*** GIVEN INFORMATION ***
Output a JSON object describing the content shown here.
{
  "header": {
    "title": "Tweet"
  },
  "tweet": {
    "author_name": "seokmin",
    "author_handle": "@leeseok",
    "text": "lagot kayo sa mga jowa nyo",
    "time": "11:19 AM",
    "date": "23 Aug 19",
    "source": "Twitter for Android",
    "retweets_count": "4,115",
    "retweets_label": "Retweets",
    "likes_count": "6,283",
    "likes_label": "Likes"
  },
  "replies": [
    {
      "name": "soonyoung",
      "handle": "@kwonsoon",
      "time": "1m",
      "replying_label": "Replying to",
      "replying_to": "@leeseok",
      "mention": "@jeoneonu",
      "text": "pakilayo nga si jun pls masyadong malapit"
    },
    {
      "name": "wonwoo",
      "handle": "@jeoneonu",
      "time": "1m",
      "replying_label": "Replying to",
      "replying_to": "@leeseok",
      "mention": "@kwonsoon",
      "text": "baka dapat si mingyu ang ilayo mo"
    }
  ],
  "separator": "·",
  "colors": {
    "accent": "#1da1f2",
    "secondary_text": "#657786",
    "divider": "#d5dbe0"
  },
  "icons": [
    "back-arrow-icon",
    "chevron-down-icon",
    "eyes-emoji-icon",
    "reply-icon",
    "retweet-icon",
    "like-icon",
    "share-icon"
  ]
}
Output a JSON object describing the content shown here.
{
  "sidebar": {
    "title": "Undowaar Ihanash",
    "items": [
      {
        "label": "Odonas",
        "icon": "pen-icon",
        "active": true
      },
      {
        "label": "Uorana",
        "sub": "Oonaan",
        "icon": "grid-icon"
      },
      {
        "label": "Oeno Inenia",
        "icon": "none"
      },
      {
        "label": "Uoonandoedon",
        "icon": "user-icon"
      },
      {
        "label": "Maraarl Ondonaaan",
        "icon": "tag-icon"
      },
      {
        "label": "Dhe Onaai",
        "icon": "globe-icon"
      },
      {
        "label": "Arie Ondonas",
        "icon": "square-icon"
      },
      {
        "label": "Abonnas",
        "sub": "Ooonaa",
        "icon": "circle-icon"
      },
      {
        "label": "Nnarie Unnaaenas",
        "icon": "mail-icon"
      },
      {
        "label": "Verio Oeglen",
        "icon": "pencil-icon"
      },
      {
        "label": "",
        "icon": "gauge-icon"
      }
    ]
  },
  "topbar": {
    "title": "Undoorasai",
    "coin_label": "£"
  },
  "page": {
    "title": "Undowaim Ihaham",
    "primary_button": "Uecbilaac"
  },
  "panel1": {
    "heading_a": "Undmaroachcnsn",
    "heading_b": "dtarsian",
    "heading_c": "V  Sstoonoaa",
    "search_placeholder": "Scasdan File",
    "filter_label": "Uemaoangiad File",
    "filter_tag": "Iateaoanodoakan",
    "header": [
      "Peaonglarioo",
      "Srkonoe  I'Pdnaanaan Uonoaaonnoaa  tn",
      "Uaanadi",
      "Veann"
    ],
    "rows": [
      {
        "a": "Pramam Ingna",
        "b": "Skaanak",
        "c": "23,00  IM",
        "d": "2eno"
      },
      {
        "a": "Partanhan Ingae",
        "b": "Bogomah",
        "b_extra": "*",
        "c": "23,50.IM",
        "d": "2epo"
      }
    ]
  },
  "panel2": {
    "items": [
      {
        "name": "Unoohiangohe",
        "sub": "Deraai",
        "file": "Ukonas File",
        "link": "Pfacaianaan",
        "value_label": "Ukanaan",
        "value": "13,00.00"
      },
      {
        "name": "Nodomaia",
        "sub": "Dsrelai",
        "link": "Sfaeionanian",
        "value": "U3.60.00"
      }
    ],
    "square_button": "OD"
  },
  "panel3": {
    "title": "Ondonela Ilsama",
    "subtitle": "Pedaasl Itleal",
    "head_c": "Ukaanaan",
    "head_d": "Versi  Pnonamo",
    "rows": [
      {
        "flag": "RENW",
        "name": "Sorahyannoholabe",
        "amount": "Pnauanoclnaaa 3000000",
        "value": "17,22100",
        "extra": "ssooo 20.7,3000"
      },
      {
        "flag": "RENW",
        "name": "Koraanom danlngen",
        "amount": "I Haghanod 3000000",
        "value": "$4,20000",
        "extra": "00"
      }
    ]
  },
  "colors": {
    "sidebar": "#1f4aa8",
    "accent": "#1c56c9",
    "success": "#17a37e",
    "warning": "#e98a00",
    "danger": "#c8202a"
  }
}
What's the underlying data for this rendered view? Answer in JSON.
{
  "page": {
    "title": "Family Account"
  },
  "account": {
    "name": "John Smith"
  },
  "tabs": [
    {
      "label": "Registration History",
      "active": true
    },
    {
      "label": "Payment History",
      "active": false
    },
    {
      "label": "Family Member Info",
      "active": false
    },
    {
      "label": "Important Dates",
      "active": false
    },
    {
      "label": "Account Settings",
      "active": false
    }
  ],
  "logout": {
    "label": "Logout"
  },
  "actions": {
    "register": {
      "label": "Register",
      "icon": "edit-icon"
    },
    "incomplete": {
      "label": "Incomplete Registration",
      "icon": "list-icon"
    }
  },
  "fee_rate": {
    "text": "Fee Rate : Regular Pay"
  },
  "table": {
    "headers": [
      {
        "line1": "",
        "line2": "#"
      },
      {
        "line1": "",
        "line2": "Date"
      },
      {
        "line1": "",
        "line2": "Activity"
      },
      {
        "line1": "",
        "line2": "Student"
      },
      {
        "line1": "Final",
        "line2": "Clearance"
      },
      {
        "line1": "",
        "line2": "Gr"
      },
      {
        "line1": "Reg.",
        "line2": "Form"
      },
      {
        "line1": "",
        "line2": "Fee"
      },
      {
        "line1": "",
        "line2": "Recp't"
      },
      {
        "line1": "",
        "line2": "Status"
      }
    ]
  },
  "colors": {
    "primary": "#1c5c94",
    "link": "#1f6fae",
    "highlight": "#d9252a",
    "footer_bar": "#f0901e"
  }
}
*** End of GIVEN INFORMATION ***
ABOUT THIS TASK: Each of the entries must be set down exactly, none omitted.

SOLUTION:
Output a JSON object describing the content shown here.
{
  "header": {
    "title": "Tweet"
  },
  "tweet": {
    "author_name": "seokmin",
    "author_handle": "@leeseok",
    "text": "lagot kayo sa mga jowa nyo",
    "time": "11:19 AM",
    "date": "23 Aug 19",
    "source": "Twitter for Android",
    "retweets_count": "4,115",
    "retweets_label": "Retweets",
    "likes_count": "6,283",
    "likes_label": "Likes"
  },
  "replies": [
    {
      "name": "soonyoung",
      "handle": "@kwonsoon",
      "time": "1m",
      "replying_label": "Replying to",
      "replying_to": "@leeseok",
      "mention": "@jeoneonu",
      "text": "pakilayo nga si jun pls masyadong malapit"
    },
    {
      "name": "wonwoo",
      "handle": "@jeoneonu",
      "time": "1m",
      "replying_label": "Replying to",
      "replying_to": "@leeseok",
      "mention": "@kwonsoon",
      "text": "baka dapat si mingyu ang ilayo mo"
    }
  ],
  "separator": "·",
  "colors": {
    "accent": "#1da1f2",
    "secondary_text": "#657786",
    "divider": "#d5dbe0"
  },
  "icons": [
    "back-arrow-icon",
    "chevron-down-icon",
    "eyes-emoji-icon",
    "reply-icon",
    "retweet-icon",
    "like-icon",
    "share-icon"
  ]
}
Output a JSON object describing the content shown here.
{
  "sidebar": {
    "title": "Undowaar Ihanash",
    "items": [
      {
        "label": "Odonas",
        "icon": "pen-icon",
        "active": true
      },
      {
        "label": "Uorana",
        "sub": "Oonaan",
        "icon": "grid-icon"
      },
      {
        "label": "Oeno Inenia",
        "icon": "none"
      },
      {
        "label": "Uoonandoedon",
        "icon": "user-icon"
      },
      {
        "label": "Maraarl Ondonaaan",
        "icon": "tag-icon"
      },
      {
        "label": "Dhe Onaai",
        "icon": "globe-icon"
      },
      {
        "label": "Arie Ondonas",
        "icon": "square-icon"
      },
      {
        "label": "Abonnas",
        "sub": "Ooonaa",
        "icon": "circle-icon"
      },
      {
        "label": "Nnarie Unnaaenas",
        "icon": "mail-icon"
      },
      {
        "label": "Verio Oeglen",
        "icon": "pencil-icon"
      },
      {
        "label": "",
        "icon": "gauge-icon"
      }
    ]
  },
  "topbar": {
    "title": "Undoorasai",
    "coin_label": "£"
  },
  "page": {
    "title": "Undowaim Ihaham",
    "primary_button": "Uecbilaac"
  },
  "panel1": {
    "heading_a": "Undmaroachcnsn",
    "heading_b": "dtarsian",
    "heading_c": "V  Sstoonoaa",
    "search_placeholder": "Scasdan File",
    "filter_label": "Uemaoangiad File",
    "filter_tag": "Iateaoanodoakan",
    "header": [
      "Peaonglarioo",
      "Srkonoe  I'Pdnaanaan Uonoaaonnoaa  tn",
      "Uaanadi",
      "Veann"
    ],
    "rows": [
      {
        "a": "Pramam Ingna",
        "b": "Skaanak",
        "c": "23,00  IM",
        "d": "2eno"
      },
      {
        "a": "Partanhan Ingae",
        "b": "Bogomah",
        "b_extra": "*",
        "c": "23,50.IM",
        "d": "2epo"
      }
    ]
  },
  "panel2": {
    "items": [
      {
        "name": "Unoohiangohe",
        "sub": "Deraai",
        "file": "Ukonas File",
        "link": "Pfacaianaan",
        "value_label": "Ukanaan",
        "value": "13,00.00"
      },
      {
        "name": "Nodomaia",
        "sub": "Dsrelai",
        "link": "Sfaeionanian",
        "value": "U3.60.00"
      }
    ],
    "square_button": "OD"
  },
  "panel3": {
    "title": "Ondonela Ilsama",
    "subtitle": "Pedaasl Itleal",
    "head_c": "Ukaanaan",
    "head_d": "Versi  Pnonamo",
    "rows": [
      {
        "flag": "RENW",
        "name": "Sorahyannoholabe",
        "amount": "Pnauanoclnaaa 3000000",
        "value": "17,22100",
        "extra": "ssooo 20.7,3000"
      },
      {
        "flag": "RENW",
        "name": "Koraanom danlngen",
        "amount": "I Haghanod 3000000",
        "value": "$4,20000",
        "extra": "00"
      }
    ]
  },
  "colors": {
    "sidebar": "#1f4aa8",
    "accent": "#1c56c9",
    "success": "#17a37e",
    "warning": "#e98a00",
    "danger": "#c8202a"
  }
}
What's the underlying data for this rendered view? Answer in JSON.
{
  "page": {
    "title": "Family Account"
  },
  "account": {
    "name": "John Smith"
  },
  "tabs": [
    {
      "label": "Registration History",
      "active": true
    },
    {
      "label": "Payment History",
      "active": false
    },
    {
      "label": "Family Member Info",
      "active": false
    },
    {
      "label": "Important Dates",
      "active": false
    },
    {
      "label": "Account Settings",
      "active": false
    }
  ],
  "logout": {
    "label": "Logout"
  },
  "actions": {
    "register": {
      "label": "Register",
      "icon": "edit-icon"
    },
    "incomplete": {
      "label": "Incomplete Registration",
      "icon": "list-icon"
    }
  },
  "fee_rate": {
    "text": "Fee Rate : Regular Pay"
  },
  "table": {
    "headers": [
      {
        "line1": "",
        "line2": "#"
      },
      {
        "line1": "",
        "line2": "Date"
      },
      {
        "line1": "",
        "line2": "Activity"
      },
      {
        "line1": "",
        "line2": "Student"
      },
      {
        "line1": "Final",
        "line2": "Clearance"
      },
      {
        "line1": "",
        "line2": "Gr"
      },
      {
        "line1": "Reg.",
        "line2": "Form"
      },
      {
        "line1": "",
        "line2": "Fee"
      },
      {
        "line1": "",
        "line2": "Recp't"
      },
      {
        "line1": "",
        "line2": "Status"
      }
    ]
  },
  "colors": {
    "primary": "#1c5c94",
    "link": "#1f6fae",
    "highlight": "#d9252a",
    "footer_bar": "#f0901e"
  }
}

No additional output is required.